Dataset entries:
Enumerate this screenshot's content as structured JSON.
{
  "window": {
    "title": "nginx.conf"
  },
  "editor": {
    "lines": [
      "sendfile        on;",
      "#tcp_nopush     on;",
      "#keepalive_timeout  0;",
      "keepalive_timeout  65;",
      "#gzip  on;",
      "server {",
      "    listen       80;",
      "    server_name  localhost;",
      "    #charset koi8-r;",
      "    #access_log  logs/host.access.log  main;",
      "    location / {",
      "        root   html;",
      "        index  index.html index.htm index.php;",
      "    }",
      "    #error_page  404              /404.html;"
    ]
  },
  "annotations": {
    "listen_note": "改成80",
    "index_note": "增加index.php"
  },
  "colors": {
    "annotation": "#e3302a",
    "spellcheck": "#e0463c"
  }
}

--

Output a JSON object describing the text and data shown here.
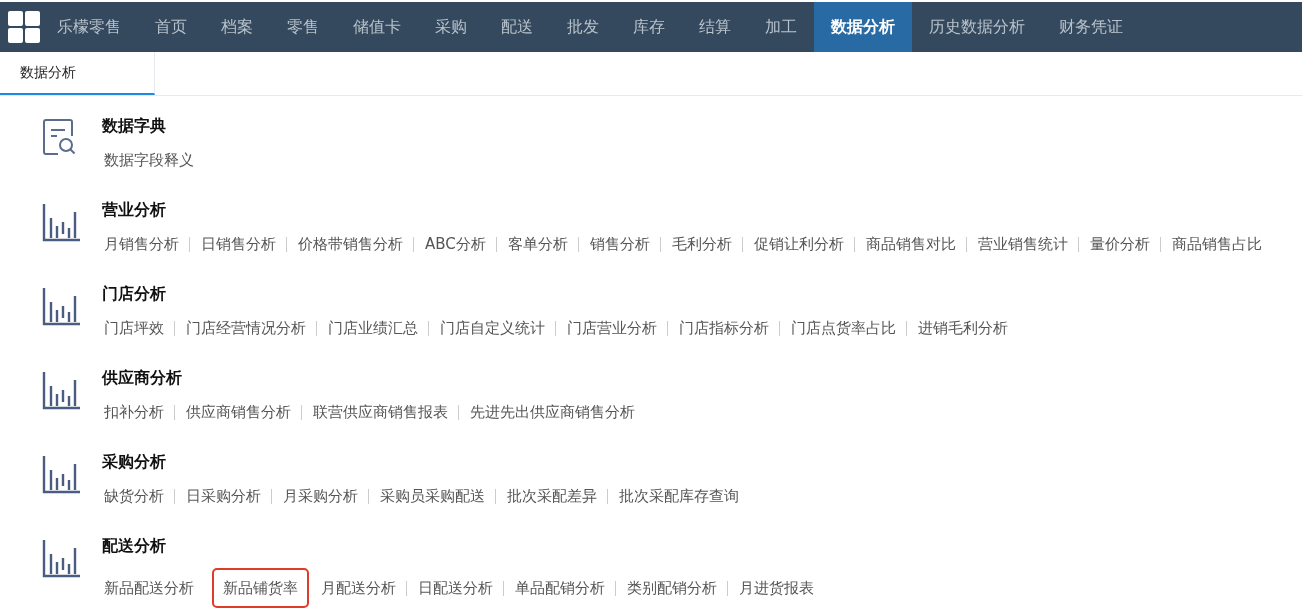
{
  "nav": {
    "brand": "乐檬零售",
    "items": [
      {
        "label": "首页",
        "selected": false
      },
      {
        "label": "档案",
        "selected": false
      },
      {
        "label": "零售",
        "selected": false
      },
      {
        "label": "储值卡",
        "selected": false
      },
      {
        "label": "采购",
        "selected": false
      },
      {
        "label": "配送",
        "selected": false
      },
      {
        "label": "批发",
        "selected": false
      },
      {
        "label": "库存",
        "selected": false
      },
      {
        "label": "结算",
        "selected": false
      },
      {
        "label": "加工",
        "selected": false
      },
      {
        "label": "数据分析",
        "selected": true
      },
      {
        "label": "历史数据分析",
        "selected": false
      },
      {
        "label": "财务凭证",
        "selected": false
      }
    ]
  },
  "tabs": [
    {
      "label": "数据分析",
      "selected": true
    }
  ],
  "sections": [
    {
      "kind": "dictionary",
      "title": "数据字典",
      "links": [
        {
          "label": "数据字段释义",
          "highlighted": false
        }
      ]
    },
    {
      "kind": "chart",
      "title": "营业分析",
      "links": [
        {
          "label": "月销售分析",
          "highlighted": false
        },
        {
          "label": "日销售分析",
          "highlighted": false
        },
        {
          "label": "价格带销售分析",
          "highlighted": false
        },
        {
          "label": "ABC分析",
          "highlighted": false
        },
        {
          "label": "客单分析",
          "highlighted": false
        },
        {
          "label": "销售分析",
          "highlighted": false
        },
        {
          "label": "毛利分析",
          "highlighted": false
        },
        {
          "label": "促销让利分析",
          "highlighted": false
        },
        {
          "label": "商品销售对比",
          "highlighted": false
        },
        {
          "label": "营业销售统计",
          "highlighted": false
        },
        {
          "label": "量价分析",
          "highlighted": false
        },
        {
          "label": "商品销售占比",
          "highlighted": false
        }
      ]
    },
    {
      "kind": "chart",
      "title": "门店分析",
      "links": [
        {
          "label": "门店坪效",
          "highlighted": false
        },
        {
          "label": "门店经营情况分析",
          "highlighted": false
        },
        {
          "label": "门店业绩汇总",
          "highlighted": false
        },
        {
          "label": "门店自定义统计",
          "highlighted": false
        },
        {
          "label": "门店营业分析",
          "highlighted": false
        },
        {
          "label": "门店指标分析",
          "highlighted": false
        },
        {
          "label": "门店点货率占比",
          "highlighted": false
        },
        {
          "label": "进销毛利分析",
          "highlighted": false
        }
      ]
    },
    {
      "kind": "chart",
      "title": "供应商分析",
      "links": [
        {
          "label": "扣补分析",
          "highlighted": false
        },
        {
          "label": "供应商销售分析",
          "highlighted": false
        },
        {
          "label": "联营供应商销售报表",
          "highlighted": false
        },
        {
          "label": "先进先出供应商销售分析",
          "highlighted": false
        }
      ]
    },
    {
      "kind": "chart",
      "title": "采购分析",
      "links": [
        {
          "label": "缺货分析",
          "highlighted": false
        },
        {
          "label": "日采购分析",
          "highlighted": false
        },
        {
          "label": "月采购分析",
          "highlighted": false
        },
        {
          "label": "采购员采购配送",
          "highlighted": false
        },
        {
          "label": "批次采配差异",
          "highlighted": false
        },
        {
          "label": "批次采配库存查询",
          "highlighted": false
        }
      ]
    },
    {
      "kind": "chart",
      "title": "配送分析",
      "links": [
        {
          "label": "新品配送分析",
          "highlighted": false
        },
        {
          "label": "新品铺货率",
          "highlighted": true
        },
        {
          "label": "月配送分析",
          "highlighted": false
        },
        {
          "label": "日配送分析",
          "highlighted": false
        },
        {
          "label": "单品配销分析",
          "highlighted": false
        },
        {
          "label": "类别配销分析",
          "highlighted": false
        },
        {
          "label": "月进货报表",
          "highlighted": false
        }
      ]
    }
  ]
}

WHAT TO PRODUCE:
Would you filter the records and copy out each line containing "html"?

ANSWER SPACE:
      "        root   html;",
      "        index  index.html index.htm index.php;",
      "    #error_page  404              /404.html;"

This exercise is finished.